We’ve teamed up with the British Council to create a design brief that explores the themes surrounding Island: The British Pavilion presentation commissioned by the British Council for the 16th International Architecture Exhibition – La Biennale di Venezia.
Last week, we asked you to create a flag that represents your own Island; your very own micro-nation, where you can define the values, cultures, traditions and ideas that make up the community. Over the past 10 days, we’ve seen a phenomenal response to this brief, where people from all over the world have showcased true creative skill in translating their views and values into visual form.
Here, we select the flags we believe answered the brief in the best possible way. With over 300 entries, this was no easy process. It’s Nice That and British Council would like to thank and congratulate everyone who entered their work and encourage you to check out all of the submissions on #MyIslandFlag.
“This flag illustrates the start of a journey and its endless possibilities. The use of pink and green represents love, life and nature.”

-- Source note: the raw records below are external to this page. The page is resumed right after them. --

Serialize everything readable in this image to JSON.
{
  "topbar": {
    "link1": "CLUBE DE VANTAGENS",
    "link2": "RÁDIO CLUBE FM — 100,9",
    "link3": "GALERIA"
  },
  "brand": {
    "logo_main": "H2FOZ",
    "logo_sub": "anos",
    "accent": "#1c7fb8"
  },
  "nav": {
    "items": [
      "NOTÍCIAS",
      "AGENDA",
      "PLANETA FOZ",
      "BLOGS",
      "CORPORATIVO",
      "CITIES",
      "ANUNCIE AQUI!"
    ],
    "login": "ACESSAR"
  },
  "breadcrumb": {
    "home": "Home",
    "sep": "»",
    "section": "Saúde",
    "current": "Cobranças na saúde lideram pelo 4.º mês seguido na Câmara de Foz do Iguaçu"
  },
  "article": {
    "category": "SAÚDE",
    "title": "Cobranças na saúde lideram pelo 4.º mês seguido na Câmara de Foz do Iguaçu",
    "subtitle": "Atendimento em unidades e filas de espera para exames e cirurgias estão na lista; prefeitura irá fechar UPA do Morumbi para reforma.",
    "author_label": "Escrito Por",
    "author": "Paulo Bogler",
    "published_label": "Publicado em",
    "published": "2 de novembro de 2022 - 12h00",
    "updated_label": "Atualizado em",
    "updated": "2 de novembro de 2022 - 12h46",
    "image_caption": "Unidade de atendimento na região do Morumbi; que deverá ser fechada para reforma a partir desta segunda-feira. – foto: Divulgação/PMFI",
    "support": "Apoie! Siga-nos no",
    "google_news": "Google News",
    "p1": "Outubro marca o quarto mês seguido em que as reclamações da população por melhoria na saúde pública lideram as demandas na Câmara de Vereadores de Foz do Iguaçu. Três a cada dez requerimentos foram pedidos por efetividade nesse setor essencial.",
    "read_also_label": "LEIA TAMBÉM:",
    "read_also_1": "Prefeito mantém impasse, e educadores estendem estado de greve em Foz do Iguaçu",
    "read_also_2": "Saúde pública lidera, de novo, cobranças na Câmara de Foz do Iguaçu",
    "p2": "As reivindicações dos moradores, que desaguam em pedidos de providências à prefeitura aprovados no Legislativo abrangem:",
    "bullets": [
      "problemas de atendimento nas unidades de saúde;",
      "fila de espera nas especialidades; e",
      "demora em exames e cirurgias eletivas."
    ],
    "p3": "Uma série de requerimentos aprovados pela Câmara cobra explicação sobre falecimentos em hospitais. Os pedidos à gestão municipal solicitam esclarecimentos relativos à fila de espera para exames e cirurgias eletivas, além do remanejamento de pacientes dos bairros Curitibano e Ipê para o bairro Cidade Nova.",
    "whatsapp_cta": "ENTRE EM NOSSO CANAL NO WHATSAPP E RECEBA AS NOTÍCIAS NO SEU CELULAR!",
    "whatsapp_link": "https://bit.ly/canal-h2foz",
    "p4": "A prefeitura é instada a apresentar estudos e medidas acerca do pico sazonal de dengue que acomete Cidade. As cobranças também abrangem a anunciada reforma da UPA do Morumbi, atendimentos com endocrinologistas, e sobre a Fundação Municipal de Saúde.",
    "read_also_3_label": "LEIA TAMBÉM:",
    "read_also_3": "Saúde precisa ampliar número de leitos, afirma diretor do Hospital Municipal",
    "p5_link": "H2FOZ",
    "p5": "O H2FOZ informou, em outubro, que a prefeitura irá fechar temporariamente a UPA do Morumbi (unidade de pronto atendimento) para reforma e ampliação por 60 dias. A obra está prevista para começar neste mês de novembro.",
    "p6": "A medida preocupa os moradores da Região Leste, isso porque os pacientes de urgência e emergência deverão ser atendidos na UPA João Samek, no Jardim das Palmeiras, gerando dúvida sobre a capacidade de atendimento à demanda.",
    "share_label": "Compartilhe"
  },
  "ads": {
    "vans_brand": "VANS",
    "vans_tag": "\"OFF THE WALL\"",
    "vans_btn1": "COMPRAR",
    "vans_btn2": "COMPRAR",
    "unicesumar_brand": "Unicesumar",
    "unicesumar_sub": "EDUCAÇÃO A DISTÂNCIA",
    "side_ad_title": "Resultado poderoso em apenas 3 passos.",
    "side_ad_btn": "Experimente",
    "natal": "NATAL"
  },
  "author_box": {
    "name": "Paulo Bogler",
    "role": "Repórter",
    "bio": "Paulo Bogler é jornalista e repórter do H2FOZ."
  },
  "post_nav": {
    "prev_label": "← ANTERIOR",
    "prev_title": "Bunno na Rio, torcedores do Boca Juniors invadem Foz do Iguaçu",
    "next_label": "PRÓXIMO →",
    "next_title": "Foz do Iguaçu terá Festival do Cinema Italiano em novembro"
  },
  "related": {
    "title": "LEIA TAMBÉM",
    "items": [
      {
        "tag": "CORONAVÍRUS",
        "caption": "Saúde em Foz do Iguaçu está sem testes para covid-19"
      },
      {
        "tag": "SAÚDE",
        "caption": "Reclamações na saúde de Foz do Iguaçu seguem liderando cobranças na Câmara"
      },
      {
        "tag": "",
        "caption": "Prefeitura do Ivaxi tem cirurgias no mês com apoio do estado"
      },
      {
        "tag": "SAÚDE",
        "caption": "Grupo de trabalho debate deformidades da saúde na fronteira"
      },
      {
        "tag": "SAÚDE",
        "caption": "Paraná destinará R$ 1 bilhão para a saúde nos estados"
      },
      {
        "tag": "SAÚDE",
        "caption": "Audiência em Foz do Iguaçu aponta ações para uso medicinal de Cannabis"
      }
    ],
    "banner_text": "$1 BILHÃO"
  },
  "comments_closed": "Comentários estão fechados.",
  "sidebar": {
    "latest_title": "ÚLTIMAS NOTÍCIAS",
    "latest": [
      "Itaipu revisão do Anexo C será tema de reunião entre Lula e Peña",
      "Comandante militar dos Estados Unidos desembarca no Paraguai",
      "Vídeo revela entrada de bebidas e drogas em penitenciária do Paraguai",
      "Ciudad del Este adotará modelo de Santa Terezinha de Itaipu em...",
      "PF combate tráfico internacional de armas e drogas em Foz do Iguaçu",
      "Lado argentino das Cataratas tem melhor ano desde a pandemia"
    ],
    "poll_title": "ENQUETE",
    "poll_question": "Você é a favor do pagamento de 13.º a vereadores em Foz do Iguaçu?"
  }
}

“My flag represents a utopian Island whose society is focused on the progression of the whole rather than the individual. Through unionisation, collaboration and collective participation, they work towards a common goal.
“Every individual is represented through their own unique ‘patch’ on the flag; providing a crucial part to the islands overall identity. Upon joining the Island, every individual is given the chance to design their own ‘patch’ using the toolset of shapes and colours provided. The patches not only contribute to the Island’s flag but also provide every member of society with their own unique Island identity.”
“My flag represents a place where health and happiness is the base of all, and where playfulness and passion are highly valued.”
“My flags are focused on the difficult relationship between Japan and South Korea, symbolised by the Dokdo/Takeshima islands. The Dokdo/Takeshima islands conflict stems from the Japanese colonisation of Korea and the unsettled debate of who the islands now belong to. Each flag is based on a word that has the same roots and pronunciation in both languages: trust (shinrai/sinang), coexistence (kyōzon/gongjon) and emotion (kanjō/gamjeong). I expressed those three words through their shared traditional art of calligraphy.”
“My Island is about community: holding up the values of looking in one direction, working together, helping each other, and connecting.”
“My Island flag is a complex inner Yin and Yang, a peculiar sanctuary where voids and colours argue, East and West meet, North and South keep up.
“Endless school shootings, police brutality, abuse of power… the list can go on forever. As adults, we might understand where it’s coming from. But I always find myself absolutely dumbfounded by these horrible and unnecessary actions, asking myself the simple naive question: “Why can’t we just be nice?”. Being nice, from my perspective, could be applied to anything. My flag represents the idea of forgiveness and starting over. A second chance. A new page in the people’s history.”
“The ideal flag for me is a patchwork. A patchwork of people, opinions and beliefs which is continuously expanding and weaving itself together.”
“If there were flags in the DMZ, what would they look like?” The 4km-wide, 240km-long buffer known as the Demilitarized Zone (DMZ) slashes across the peninsula, separating North and South Korea. Lined on both sides by tank traps, electric fences, landmines and armies in full battle readiness, it’s a sinister place where the tension is palpable. But where people are unable to go, the DMZ has become an unexpected haven for rare wildlife. This peace and life zone represents my values as a Korean. The fluorescent green colour expresses that the area is unrealistic, and the circle fence shows the boundary between creatures and the DMZ."